WORK TASK: Begin with the line that holds "Enumerate this screenshot's text". Output it and all remaining lines of the material, verbatim, ending with the last.

DATA IN THIS EXERCISE:
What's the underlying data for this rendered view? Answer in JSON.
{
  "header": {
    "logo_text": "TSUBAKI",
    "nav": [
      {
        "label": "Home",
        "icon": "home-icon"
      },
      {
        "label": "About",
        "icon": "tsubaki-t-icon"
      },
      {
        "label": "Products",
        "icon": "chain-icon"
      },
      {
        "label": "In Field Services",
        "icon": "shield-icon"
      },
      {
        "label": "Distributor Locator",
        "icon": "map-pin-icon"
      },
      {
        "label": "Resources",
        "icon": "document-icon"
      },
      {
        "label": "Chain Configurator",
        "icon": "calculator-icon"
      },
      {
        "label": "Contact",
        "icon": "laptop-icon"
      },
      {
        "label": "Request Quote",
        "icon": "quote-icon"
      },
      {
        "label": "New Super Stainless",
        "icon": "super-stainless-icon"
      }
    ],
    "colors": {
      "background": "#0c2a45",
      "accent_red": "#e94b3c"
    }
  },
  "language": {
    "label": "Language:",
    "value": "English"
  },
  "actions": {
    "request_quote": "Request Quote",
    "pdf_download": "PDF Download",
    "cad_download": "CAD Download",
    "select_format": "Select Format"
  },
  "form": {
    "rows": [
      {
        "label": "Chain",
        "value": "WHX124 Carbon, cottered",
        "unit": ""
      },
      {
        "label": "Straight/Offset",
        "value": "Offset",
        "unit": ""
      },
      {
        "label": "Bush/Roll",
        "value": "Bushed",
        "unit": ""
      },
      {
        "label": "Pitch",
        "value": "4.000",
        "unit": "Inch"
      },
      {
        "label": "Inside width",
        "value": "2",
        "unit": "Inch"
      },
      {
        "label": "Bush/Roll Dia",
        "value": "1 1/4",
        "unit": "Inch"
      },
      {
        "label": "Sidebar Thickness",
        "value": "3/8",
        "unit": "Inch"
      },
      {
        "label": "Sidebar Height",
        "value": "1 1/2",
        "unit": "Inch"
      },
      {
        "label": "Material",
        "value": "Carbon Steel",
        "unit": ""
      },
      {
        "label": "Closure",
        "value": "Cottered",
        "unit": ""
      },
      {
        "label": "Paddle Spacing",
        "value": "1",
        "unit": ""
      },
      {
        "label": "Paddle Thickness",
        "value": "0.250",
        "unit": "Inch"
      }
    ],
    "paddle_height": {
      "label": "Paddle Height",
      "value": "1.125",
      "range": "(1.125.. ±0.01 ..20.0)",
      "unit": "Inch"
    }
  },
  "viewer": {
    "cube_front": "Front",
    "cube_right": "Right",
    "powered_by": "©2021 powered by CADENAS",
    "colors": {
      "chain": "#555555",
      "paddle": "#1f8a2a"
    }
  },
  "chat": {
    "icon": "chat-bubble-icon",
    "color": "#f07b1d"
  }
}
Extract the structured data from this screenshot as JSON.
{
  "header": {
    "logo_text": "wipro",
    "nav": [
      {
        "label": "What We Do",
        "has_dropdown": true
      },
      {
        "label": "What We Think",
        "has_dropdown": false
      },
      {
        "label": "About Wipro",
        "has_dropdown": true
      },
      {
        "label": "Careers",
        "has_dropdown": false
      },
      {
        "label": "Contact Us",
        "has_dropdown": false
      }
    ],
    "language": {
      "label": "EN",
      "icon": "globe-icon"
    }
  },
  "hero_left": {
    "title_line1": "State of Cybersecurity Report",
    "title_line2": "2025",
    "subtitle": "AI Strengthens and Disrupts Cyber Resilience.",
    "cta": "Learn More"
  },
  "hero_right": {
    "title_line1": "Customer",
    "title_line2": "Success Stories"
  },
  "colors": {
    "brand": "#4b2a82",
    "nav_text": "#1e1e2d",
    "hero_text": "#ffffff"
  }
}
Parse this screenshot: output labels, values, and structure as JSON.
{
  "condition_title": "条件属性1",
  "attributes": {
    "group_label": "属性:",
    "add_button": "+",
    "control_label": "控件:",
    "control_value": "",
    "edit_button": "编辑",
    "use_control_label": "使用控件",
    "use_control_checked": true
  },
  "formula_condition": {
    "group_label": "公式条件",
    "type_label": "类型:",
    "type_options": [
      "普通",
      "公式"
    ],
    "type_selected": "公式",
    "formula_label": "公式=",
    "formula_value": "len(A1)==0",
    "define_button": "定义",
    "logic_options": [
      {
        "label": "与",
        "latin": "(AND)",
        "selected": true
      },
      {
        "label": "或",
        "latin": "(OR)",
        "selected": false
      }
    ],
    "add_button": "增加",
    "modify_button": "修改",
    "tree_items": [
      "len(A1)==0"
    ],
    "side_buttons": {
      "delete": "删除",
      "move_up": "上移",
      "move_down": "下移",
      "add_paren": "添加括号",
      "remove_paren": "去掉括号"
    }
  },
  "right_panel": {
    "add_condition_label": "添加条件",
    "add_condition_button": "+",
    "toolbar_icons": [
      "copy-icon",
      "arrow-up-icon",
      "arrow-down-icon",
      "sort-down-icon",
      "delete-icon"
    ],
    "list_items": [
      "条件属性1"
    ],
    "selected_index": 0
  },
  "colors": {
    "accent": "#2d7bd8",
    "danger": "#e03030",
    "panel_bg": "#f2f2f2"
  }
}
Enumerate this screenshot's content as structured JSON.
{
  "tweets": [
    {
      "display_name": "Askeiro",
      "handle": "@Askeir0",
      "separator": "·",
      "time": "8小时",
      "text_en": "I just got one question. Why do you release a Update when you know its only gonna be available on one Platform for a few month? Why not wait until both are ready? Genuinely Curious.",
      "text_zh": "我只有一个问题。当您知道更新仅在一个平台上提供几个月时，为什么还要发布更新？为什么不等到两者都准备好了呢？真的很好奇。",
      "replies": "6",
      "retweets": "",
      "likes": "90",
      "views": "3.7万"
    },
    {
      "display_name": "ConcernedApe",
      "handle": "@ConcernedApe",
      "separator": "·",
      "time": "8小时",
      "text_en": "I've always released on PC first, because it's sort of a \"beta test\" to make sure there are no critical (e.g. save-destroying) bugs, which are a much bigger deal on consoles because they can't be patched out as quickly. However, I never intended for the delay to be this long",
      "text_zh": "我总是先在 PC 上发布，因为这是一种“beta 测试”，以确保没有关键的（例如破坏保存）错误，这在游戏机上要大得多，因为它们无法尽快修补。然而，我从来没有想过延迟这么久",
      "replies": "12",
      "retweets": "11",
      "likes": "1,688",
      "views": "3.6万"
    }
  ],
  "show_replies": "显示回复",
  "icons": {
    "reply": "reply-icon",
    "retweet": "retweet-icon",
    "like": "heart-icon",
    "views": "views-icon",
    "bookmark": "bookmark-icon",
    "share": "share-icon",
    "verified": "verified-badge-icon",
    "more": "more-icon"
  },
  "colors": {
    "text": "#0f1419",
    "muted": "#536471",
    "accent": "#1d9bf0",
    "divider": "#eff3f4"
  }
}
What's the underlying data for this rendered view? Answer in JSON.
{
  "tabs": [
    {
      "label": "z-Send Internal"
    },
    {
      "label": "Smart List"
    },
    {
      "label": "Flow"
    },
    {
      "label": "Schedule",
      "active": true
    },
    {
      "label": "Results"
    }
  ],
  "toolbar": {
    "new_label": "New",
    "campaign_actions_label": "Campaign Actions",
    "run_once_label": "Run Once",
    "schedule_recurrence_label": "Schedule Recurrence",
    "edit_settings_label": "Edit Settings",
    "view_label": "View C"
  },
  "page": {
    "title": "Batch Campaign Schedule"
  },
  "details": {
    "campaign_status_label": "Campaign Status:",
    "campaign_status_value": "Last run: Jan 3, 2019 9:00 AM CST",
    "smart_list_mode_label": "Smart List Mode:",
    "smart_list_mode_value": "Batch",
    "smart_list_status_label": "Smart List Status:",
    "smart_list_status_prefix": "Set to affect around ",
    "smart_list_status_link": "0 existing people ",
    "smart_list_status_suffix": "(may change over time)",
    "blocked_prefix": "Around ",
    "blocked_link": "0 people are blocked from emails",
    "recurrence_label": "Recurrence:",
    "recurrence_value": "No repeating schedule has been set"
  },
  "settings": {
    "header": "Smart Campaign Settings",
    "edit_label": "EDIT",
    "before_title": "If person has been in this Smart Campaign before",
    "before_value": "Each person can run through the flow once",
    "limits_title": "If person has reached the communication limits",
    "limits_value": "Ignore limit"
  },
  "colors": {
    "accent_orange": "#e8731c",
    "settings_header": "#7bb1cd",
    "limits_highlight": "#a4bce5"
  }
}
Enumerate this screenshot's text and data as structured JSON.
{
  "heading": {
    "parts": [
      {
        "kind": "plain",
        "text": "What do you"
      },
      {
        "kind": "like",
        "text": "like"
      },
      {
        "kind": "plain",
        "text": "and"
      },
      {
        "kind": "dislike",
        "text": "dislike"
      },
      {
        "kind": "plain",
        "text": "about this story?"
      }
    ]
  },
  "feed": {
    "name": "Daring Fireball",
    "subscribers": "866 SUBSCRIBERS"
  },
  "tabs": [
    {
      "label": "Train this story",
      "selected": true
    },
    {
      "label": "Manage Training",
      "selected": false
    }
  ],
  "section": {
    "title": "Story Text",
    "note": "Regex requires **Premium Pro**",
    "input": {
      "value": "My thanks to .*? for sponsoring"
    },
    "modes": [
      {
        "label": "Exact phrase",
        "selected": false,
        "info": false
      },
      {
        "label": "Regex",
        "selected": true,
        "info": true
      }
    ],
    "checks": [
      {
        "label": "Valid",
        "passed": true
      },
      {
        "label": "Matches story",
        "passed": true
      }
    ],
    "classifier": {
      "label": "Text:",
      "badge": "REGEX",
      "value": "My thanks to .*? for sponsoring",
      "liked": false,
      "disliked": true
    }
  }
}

RESPONSE TO THE TASK:
Enumerate this screenshot's text and data as structured JSON.
{
  "heading": {
    "parts": [
      {
        "kind": "plain",
        "text": "What do you"
      },
      {
        "kind": "like",
        "text": "like"
      },
      {
        "kind": "plain",
        "text": "and"
      },
      {
        "kind": "dislike",
        "text": "dislike"
      },
      {
        "kind": "plain",
        "text": "about this story?"
      }
    ]
  },
  "feed": {
    "name": "Daring Fireball",
    "subscribers": "866 SUBSCRIBERS"
  },
  "tabs": [
    {
      "label": "Train this story",
      "selected": true
    },
    {
      "label": "Manage Training",
      "selected": false
    }
  ],
  "section": {
    "title": "Story Text",
    "note": "Regex requires **Premium Pro**",
    "input": {
      "value": "My thanks to .*? for sponsoring"
    },
    "modes": [
      {
        "label": "Exact phrase",
        "selected": false,
        "info": false
      },
      {
        "label": "Regex",
        "selected": true,
        "info": true
      }
    ],
    "checks": [
      {
        "label": "Valid",
        "passed": true
      },
      {
        "label": "Matches story",
        "passed": true
      }
    ],
    "classifier": {
      "label": "Text:",
      "badge": "REGEX",
      "value": "My thanks to .*? for sponsoring",
      "liked": false,
      "disliked": true
    }
  }
}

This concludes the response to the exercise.